    Or even do what Tesla is doing and buy a ‘rolling shell’ from an existing manufacturer and drop in electric motor, transmission, batteries, and controls.

    Notice that when Tesla figured out the transmission that would work in their car they turned to BorgWarner to actually make them.

    Then the other side of all this is that the ‘big boys’ have to do is to simply buy ‘one of each’, take the best ideas and jump all the development process that Aptera, etc. have done over the last few years.

    That said, building a great electric car doesn’t seem to be the issue. The biggie is building a great electric car battery. When those come to market most any car company can build a body and buy a good electric motor from someone else.

    Going to be interesting to watch.

    If I had to bet I’d put some money on Tesla and Fisker hanging around for a while as producers of ‘exotics’.

    And most of us driving cars built by existing Asian manufacturers.

  20. Bob Wallace says:

    A day later -

    I guess I fathomed a guess even though I thought myself unable ….

  21. TomG says:

    Quite right Earl.
    I should have added that I’m interested in the upcoming Zenn and Think cars.
    Either one of those should be affordable for me.
    The Volt seems to be “loaded” with stuff to raise the price to increase profit.
    I just want “cheap” wheels for the daily rat race…

  22. Skeptic says:

    If it wasn’t for Lutz, GM would be toast by now, the bean counters would still be running the show. He is one of the only ‘car guys’ left at these companies. Just because he dosen’t believe the GW nonsense being shoved down our throats, it does not mean he won’t be able to make an electric car. I guess we should all stop breathing since that puts C02 in the atmosphere. Absolute nonsense!

    Oh – and BTW, the Volt will be sold at a loss for at least its first generation.

    [JR: Serious deniers stop using the breathing talking point many years ago. It isn't biogenic CO2 that is causing the problem -- fossil CO2.]

  23. Skeptic

    Your name is a misnomer. You are not a skeptic.
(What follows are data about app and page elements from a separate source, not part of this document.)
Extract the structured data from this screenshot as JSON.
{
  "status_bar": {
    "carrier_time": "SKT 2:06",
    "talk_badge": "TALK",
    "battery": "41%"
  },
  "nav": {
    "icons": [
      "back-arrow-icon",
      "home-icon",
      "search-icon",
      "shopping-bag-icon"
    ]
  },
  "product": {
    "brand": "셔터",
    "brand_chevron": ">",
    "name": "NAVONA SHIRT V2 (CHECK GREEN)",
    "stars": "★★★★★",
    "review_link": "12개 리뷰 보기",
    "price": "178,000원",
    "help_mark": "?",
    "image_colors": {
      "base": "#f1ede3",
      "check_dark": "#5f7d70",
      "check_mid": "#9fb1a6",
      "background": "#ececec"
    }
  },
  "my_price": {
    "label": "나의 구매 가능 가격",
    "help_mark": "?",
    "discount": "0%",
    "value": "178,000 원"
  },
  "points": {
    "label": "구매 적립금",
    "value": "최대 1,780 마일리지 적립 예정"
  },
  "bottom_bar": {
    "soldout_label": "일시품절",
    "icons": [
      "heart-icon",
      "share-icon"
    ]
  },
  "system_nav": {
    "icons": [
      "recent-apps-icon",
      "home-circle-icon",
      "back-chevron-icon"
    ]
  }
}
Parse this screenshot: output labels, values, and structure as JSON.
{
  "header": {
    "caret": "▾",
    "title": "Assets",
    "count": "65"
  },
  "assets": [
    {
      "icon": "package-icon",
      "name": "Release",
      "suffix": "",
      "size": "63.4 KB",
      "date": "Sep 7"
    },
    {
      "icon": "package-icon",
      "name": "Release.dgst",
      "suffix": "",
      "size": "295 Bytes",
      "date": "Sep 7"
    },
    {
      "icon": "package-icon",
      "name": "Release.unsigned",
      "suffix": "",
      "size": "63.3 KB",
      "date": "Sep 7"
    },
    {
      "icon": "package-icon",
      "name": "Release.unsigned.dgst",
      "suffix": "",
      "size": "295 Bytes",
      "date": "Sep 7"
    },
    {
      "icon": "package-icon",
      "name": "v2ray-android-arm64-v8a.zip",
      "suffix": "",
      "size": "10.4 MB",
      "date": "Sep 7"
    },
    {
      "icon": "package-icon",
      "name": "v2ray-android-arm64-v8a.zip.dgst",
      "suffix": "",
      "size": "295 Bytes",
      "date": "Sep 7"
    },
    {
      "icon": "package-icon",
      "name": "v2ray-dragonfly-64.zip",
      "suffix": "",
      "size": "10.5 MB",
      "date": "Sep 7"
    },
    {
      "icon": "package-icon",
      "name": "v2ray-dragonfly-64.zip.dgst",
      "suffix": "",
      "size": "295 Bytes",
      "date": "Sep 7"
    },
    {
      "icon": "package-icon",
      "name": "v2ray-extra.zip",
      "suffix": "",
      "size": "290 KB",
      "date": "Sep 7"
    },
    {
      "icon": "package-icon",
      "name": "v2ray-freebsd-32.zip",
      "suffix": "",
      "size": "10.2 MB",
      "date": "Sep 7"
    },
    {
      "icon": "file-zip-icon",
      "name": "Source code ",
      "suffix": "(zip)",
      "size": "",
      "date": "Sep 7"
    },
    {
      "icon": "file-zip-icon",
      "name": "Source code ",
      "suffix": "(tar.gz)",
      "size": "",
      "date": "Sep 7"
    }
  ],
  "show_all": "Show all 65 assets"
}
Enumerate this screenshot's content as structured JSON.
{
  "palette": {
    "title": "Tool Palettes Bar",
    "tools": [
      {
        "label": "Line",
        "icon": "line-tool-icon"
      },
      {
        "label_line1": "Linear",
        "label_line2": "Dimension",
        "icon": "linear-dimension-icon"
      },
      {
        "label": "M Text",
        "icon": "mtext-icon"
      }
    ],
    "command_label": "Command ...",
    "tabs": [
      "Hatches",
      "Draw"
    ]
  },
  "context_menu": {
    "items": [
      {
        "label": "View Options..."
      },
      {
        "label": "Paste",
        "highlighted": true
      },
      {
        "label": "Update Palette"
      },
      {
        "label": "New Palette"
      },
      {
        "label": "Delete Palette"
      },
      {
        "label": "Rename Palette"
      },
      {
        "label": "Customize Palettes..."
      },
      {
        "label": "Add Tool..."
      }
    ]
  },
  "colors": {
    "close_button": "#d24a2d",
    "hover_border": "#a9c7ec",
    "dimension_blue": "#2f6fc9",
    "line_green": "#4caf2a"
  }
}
You are a denier.

    Either that or you are incredibly gullible and just misinformed.
    Take your pick.

  24. shop says:

    Lutz has been wrong before and has openly admitted it…
    When he was with Chrysler in 1987 he was “lukewarm” to that company purchasing American Motors.
    It was one of the best things Chrysler ever did